## Action item
Going through the listing below, tally the lines that contain the word "sender" and give only that figure.

## Material provided
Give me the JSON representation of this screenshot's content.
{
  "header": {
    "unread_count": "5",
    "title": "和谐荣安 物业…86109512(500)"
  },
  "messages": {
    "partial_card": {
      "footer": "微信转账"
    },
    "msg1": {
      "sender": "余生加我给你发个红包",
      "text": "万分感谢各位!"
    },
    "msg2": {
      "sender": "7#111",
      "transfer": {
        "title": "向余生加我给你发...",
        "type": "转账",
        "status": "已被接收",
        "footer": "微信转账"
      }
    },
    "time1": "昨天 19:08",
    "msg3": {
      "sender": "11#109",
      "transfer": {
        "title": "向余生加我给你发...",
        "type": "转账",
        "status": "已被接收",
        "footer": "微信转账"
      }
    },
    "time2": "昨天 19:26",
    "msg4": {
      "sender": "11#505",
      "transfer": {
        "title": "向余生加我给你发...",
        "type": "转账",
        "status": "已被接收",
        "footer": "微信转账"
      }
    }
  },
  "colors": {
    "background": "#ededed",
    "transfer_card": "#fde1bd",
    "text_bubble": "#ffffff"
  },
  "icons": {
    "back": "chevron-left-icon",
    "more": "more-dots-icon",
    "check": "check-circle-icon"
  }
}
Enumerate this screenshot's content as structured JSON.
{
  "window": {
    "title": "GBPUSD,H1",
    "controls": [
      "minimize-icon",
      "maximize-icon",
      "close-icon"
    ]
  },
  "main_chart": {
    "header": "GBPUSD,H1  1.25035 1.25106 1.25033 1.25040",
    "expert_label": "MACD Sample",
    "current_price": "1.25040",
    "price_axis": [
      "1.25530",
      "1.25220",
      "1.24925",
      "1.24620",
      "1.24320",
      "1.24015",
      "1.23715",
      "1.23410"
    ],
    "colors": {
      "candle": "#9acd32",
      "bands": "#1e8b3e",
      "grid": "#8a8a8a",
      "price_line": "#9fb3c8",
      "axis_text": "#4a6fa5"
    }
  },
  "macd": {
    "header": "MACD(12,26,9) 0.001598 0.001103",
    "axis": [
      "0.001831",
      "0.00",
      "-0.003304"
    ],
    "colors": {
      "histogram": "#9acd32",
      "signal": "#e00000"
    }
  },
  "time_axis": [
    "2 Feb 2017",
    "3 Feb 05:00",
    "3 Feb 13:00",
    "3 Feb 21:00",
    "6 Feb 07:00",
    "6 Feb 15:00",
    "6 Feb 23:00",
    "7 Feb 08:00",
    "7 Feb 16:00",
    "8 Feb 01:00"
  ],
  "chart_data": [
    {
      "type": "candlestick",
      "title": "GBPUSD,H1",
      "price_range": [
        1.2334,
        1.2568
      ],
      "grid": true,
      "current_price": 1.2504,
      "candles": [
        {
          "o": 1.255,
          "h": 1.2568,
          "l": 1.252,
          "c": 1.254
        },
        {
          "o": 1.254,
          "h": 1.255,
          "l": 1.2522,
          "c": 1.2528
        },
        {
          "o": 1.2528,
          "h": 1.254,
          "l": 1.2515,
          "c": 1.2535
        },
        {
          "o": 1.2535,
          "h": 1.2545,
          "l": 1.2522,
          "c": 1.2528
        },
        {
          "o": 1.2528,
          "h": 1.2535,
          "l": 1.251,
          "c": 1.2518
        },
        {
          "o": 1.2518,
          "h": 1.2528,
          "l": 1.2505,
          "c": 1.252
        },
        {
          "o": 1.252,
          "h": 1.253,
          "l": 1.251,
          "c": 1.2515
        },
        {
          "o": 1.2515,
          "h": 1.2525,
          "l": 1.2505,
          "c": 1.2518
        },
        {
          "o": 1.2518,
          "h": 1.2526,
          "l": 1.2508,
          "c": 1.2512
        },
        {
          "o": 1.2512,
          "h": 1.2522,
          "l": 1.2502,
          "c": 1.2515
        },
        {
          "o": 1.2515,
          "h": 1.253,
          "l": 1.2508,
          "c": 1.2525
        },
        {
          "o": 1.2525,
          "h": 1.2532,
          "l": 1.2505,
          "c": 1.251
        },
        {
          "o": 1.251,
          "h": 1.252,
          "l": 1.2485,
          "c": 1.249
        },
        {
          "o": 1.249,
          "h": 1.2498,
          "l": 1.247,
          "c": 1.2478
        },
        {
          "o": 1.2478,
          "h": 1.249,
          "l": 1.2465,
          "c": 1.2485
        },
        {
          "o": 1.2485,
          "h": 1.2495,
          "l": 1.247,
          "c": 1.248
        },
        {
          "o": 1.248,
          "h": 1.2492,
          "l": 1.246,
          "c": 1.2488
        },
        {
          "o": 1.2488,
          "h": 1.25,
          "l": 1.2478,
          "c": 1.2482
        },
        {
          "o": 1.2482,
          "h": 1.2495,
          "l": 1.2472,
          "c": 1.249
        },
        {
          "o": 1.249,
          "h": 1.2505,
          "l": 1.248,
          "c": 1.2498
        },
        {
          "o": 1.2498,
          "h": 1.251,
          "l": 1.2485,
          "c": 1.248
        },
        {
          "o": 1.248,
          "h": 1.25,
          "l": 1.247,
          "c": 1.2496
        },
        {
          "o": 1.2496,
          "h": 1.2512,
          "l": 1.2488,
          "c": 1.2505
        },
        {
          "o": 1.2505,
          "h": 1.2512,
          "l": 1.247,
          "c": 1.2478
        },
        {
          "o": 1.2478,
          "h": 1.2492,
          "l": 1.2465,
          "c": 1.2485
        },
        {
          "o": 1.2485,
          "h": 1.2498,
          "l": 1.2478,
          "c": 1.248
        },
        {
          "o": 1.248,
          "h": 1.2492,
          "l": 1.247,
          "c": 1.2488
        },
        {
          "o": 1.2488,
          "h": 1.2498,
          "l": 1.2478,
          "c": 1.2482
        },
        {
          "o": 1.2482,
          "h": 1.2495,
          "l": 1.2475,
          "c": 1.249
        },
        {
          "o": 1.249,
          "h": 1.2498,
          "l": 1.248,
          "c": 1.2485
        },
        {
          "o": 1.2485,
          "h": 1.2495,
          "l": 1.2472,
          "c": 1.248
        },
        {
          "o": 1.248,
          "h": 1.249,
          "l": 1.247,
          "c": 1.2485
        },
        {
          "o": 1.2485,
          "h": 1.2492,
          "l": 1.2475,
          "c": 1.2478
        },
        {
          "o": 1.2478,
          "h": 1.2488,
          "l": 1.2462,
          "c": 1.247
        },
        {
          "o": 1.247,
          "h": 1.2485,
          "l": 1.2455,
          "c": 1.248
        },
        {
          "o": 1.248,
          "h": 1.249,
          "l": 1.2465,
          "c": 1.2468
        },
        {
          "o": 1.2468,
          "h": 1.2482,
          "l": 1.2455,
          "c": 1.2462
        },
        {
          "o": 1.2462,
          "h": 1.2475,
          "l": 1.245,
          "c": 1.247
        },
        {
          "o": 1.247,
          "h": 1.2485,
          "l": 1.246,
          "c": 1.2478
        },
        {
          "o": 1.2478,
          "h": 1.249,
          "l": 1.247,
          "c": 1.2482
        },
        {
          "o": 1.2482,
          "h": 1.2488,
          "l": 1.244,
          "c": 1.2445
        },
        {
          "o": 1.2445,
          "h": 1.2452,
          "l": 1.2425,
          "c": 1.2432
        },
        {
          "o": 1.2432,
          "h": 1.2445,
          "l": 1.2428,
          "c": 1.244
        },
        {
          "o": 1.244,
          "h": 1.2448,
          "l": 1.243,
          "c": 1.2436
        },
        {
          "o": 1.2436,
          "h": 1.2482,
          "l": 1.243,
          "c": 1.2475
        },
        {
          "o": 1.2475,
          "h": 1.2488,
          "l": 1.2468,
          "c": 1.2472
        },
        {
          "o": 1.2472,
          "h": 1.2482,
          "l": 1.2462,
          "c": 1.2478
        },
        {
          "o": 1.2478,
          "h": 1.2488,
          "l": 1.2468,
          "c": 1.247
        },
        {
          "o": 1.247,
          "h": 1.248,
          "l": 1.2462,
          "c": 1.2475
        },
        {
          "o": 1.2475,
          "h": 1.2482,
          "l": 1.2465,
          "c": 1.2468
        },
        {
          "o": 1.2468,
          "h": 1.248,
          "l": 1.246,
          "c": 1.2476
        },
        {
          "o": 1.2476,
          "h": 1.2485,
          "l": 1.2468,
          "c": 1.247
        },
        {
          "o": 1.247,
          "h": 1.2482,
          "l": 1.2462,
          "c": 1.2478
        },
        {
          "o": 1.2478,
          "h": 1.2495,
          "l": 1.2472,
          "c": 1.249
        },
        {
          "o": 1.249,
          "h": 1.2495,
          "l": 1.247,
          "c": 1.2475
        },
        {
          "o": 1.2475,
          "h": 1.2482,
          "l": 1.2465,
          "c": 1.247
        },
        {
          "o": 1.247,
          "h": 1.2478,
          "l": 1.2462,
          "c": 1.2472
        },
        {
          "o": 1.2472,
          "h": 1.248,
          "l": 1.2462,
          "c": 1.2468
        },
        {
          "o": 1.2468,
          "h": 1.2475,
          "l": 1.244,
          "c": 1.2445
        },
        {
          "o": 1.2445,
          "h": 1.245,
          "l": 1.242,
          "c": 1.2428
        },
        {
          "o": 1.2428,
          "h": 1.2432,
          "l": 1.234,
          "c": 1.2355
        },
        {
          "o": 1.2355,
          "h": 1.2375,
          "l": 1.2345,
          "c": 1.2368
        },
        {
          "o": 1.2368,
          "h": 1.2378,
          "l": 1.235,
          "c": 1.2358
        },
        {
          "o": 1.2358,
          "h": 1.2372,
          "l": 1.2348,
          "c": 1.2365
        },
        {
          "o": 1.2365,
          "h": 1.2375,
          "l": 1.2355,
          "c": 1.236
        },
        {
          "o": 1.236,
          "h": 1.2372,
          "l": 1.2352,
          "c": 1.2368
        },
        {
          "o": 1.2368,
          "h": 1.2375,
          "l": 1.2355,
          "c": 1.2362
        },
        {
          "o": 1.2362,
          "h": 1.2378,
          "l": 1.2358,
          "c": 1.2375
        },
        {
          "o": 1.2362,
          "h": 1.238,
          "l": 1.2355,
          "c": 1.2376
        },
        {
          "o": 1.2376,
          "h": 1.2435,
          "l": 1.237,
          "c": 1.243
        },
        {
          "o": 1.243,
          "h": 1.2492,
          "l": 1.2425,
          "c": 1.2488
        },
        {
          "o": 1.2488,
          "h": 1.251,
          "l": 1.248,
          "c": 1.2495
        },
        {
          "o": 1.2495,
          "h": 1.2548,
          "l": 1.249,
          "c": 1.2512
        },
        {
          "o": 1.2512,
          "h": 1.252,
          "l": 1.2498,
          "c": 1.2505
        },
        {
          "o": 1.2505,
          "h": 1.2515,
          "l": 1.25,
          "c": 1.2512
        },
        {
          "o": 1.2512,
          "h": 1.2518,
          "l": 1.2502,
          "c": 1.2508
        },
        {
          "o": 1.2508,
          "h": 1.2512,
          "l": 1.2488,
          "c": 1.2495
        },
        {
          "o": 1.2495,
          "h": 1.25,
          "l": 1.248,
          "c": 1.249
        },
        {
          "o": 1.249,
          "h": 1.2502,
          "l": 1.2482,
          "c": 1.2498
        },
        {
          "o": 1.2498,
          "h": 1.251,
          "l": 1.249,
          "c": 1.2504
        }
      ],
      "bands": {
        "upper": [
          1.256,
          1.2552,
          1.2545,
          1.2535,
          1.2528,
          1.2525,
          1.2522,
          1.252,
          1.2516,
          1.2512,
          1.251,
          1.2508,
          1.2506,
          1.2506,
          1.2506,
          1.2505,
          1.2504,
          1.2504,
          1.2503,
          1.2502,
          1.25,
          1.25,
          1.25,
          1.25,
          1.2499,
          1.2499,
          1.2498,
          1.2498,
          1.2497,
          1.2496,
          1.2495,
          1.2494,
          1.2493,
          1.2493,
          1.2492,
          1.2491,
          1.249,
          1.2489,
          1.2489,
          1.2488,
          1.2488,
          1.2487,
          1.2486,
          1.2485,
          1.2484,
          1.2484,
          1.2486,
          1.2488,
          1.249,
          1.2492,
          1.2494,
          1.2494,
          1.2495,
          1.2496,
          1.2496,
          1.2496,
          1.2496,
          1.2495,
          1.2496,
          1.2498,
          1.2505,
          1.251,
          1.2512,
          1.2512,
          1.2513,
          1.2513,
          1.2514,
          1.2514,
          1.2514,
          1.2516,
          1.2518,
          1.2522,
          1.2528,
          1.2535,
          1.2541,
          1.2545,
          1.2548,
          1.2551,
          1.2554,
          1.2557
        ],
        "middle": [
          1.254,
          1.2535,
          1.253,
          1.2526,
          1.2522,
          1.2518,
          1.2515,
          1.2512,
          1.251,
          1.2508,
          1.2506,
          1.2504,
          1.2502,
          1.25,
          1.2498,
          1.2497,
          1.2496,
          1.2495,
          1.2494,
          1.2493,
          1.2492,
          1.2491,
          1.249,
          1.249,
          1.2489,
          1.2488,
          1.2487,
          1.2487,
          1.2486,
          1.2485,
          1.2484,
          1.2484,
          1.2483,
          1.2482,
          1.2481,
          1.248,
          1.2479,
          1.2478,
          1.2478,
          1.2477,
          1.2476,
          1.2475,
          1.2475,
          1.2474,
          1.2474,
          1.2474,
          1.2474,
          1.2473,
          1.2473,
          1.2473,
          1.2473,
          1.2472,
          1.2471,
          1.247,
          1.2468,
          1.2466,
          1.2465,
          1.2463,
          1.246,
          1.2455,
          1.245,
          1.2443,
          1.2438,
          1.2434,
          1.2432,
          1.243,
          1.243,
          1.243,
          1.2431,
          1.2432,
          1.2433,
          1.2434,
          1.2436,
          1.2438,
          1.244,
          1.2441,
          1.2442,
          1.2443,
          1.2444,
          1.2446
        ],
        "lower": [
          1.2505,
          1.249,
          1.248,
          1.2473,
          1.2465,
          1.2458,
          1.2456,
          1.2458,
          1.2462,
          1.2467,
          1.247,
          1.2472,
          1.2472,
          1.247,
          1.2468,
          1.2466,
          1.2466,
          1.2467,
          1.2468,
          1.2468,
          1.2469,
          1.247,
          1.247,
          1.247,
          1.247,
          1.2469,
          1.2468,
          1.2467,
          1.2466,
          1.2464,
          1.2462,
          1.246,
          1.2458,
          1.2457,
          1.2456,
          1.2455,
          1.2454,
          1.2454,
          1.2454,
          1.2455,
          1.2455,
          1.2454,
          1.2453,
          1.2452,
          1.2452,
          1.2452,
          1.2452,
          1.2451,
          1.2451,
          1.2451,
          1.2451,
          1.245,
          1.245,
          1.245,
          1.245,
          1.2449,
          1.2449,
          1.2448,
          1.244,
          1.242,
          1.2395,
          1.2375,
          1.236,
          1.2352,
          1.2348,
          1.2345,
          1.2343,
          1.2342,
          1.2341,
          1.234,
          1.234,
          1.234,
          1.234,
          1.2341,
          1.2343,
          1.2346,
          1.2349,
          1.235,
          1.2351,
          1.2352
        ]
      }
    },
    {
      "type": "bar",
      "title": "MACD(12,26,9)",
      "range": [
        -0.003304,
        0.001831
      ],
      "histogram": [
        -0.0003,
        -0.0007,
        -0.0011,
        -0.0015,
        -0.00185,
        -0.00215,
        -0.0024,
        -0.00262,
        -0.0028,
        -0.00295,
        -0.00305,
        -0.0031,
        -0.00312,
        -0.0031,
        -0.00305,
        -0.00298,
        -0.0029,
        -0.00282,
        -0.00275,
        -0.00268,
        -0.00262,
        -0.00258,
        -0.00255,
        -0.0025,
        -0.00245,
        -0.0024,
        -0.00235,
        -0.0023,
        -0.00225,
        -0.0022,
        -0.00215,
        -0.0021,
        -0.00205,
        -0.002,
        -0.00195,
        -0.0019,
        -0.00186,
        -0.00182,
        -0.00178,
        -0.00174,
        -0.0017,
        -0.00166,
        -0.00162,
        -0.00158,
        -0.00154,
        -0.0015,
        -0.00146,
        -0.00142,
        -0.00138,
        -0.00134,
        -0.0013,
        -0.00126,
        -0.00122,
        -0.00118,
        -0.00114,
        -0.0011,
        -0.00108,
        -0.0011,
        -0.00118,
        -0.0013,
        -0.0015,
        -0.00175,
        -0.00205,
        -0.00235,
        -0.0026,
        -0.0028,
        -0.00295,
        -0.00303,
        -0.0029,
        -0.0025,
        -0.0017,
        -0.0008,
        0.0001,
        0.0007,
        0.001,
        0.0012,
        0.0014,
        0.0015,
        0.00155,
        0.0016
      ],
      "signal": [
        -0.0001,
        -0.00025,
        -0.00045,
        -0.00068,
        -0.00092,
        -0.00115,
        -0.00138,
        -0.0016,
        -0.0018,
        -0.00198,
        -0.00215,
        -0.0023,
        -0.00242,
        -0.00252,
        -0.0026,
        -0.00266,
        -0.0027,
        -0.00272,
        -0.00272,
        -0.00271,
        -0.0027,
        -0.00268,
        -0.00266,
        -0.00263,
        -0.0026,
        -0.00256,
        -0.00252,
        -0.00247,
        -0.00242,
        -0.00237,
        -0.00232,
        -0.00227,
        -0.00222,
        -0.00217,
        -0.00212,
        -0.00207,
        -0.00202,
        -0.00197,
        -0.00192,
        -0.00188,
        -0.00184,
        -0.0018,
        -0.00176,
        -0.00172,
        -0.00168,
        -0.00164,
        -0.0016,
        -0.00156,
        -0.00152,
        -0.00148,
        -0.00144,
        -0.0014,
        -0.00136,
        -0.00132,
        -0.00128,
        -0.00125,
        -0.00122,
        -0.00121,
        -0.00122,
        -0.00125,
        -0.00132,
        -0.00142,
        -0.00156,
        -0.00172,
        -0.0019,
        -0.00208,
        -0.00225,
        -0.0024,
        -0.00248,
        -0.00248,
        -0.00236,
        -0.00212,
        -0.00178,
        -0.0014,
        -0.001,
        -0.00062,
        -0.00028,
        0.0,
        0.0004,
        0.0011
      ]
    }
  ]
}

## Response box
4